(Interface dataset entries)
----

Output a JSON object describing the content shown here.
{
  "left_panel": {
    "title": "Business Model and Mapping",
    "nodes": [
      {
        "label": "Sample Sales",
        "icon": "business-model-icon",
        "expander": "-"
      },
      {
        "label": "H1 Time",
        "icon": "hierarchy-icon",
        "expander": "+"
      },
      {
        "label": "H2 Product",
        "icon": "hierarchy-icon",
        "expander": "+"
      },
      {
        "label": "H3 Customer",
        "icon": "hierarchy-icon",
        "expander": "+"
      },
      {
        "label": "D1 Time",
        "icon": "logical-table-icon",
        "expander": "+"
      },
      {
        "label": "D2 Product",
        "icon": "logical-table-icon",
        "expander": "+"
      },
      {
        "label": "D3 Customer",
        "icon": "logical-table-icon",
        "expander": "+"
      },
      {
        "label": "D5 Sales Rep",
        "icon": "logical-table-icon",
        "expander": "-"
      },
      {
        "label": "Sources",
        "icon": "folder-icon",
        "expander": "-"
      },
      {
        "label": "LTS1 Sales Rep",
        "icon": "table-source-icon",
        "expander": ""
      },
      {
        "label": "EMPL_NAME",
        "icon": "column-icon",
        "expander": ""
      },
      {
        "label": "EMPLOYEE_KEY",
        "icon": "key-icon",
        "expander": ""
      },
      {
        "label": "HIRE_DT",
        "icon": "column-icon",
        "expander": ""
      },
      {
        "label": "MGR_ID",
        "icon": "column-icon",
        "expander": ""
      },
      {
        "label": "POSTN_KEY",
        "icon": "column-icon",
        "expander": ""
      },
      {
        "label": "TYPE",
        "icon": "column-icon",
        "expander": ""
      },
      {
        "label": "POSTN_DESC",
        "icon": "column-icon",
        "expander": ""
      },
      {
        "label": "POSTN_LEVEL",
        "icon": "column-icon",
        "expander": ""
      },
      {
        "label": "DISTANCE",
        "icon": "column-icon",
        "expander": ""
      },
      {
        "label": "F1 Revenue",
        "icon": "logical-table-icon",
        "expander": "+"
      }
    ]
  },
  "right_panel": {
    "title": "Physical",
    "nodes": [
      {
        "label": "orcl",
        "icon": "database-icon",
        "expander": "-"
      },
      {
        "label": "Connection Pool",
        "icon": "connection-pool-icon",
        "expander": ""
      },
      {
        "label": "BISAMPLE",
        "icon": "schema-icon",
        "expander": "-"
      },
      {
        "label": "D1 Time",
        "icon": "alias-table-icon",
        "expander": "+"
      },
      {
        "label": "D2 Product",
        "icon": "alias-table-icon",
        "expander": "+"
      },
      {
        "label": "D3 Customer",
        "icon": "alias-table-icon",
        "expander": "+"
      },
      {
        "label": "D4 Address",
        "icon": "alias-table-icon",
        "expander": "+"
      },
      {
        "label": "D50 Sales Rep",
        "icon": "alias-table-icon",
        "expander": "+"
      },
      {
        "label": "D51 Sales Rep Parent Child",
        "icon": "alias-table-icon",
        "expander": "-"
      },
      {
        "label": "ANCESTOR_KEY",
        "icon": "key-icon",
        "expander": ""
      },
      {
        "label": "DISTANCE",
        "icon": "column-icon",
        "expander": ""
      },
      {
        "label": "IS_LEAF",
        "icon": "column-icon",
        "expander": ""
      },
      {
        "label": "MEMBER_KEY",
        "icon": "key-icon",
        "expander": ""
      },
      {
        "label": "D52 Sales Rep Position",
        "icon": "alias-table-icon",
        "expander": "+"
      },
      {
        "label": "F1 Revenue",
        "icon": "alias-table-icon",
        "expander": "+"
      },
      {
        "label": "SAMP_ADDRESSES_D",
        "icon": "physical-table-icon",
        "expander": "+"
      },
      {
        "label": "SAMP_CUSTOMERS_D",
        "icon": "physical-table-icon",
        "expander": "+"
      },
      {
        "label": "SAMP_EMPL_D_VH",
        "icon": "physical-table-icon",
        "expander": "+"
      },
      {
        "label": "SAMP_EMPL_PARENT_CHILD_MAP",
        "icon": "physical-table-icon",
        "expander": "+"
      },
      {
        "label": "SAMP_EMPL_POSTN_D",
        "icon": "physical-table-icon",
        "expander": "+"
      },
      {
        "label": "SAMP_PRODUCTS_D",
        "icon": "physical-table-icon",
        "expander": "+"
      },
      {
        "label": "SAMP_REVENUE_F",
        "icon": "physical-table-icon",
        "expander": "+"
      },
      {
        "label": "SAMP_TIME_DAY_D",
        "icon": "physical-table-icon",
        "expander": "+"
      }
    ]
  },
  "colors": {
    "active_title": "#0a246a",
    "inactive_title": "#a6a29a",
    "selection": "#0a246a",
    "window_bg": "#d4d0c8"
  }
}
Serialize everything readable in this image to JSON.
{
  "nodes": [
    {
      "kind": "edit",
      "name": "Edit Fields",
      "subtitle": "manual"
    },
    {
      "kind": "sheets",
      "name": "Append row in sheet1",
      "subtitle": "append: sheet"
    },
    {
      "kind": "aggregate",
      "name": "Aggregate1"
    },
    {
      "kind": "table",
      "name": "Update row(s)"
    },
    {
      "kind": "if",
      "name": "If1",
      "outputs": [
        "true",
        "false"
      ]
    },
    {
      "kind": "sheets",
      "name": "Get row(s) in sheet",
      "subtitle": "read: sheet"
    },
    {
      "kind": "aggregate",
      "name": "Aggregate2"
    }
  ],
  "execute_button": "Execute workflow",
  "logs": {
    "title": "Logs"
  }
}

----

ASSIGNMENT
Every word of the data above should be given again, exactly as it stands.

ANSWER BOX
Output a JSON object describing the content shown here.
{
  "left_panel": {
    "title": "Business Model and Mapping",
    "nodes": [
      {
        "label": "Sample Sales",
        "icon": "business-model-icon",
        "expander": "-"
      },
      {
        "label": "H1 Time",
        "icon": "hierarchy-icon",
        "expander": "+"
      },
      {
        "label": "H2 Product",
        "icon": "hierarchy-icon",
        "expander": "+"
      },
      {
        "label": "H3 Customer",
        "icon": "hierarchy-icon",
        "expander": "+"
      },
      {
        "label": "D1 Time",
        "icon": "logical-table-icon",
        "expander": "+"
      },
      {
        "label": "D2 Product",
        "icon": "logical-table-icon",
        "expander": "+"
      },
      {
        "label": "D3 Customer",
        "icon": "logical-table-icon",
        "expander": "+"
      },
      {
        "label": "D5 Sales Rep",
        "icon": "logical-table-icon",
        "expander": "-"
      },
      {
        "label": "Sources",
        "icon": "folder-icon",
        "expander": "-"
      },
      {
        "label": "LTS1 Sales Rep",
        "icon": "table-source-icon",
        "expander": ""
      },
      {
        "label": "EMPL_NAME",
        "icon": "column-icon",
        "expander": ""
      },
      {
        "label": "EMPLOYEE_KEY",
        "icon": "key-icon",
        "expander": ""
      },
      {
        "label": "HIRE_DT",
        "icon": "column-icon",
        "expander": ""
      },
      {
        "label": "MGR_ID",
        "icon": "column-icon",
        "expander": ""
      },
      {
        "label": "POSTN_KEY",
        "icon": "column-icon",
        "expander": ""
      },
      {
        "label": "TYPE",
        "icon": "column-icon",
        "expander": ""
      },
      {
        "label": "POSTN_DESC",
        "icon": "column-icon",
        "expander": ""
      },
      {
        "label": "POSTN_LEVEL",
        "icon": "column-icon",
        "expander": ""
      },
      {
        "label": "DISTANCE",
        "icon": "column-icon",
        "expander": ""
      },
      {
        "label": "F1 Revenue",
        "icon": "logical-table-icon",
        "expander": "+"
      }
    ]
  },
  "right_panel": {
    "title": "Physical",
    "nodes": [
      {
        "label": "orcl",
        "icon": "database-icon",
        "expander": "-"
      },
      {
        "label": "Connection Pool",
        "icon": "connection-pool-icon",
        "expander": ""
      },
      {
        "label": "BISAMPLE",
        "icon": "schema-icon",
        "expander": "-"
      },
      {
        "label": "D1 Time",
        "icon": "alias-table-icon",
        "expander": "+"
      },
      {
        "label": "D2 Product",
        "icon": "alias-table-icon",
        "expander": "+"
      },
      {
        "label": "D3 Customer",
        "icon": "alias-table-icon",
        "expander": "+"
      },
      {
        "label": "D4 Address",
        "icon": "alias-table-icon",
        "expander": "+"
      },
      {
        "label": "D50 Sales Rep",
        "icon": "alias-table-icon",
        "expander": "+"
      },
      {
        "label": "D51 Sales Rep Parent Child",
        "icon": "alias-table-icon",
        "expander": "-"
      },
      {
        "label": "ANCESTOR_KEY",
        "icon": "key-icon",
        "expander": ""
      },
      {
        "label": "DISTANCE",
        "icon": "column-icon",
        "expander": ""
      },
      {
        "label": "IS_LEAF",
        "icon": "column-icon",
        "expander": ""
      },
      {
        "label": "MEMBER_KEY",
        "icon": "key-icon",
        "expander": ""
      },
      {
        "label": "D52 Sales Rep Position",
        "icon": "alias-table-icon",
        "expander": "+"
      },
      {
        "label": "F1 Revenue",
        "icon": "alias-table-icon",
        "expander": "+"
      },
      {
        "label": "SAMP_ADDRESSES_D",
        "icon": "physical-table-icon",
        "expander": "+"
      },
      {
        "label": "SAMP_CUSTOMERS_D",
        "icon": "physical-table-icon",
        "expander": "+"
      },
      {
        "label": "SAMP_EMPL_D_VH",
        "icon": "physical-table-icon",
        "expander": "+"
      },
      {
        "label": "SAMP_EMPL_PARENT_CHILD_MAP",
        "icon": "physical-table-icon",
        "expander": "+"
      },
      {
        "label": "SAMP_EMPL_POSTN_D",
        "icon": "physical-table-icon",
        "expander": "+"
      },
      {
        "label": "SAMP_PRODUCTS_D",
        "icon": "physical-table-icon",
        "expander": "+"
      },
      {
        "label": "SAMP_REVENUE_F",
        "icon": "physical-table-icon",
        "expander": "+"
      },
      {
        "label": "SAMP_TIME_DAY_D",
        "icon": "physical-table-icon",
        "expander": "+"
      }
    ]
  },
  "colors": {
    "active_title": "#0a246a",
    "inactive_title": "#a6a29a",
    "selection": "#0a246a",
    "window_bg": "#d4d0c8"
  }
}
Serialize everything readable in this image to JSON.
{
  "nodes": [
    {
      "kind": "edit",
      "name": "Edit Fields",
      "subtitle": "manual"
    },
    {
      "kind": "sheets",
      "name": "Append row in sheet1",
      "subtitle": "append: sheet"
    },
    {
      "kind": "aggregate",
      "name": "Aggregate1"
    },
    {
      "kind": "table",
      "name": "Update row(s)"
    },
    {
      "kind": "if",
      "name": "If1",
      "outputs": [
        "true",
        "false"
      ]
    },
    {
      "kind": "sheets",
      "name": "Get row(s) in sheet",
      "subtitle": "read: sheet"
    },
    {
      "kind": "aggregate",
      "name": "Aggregate2"
    }
  ],
  "execute_button": "Execute workflow",
  "logs": {
    "title": "Logs"
  }
}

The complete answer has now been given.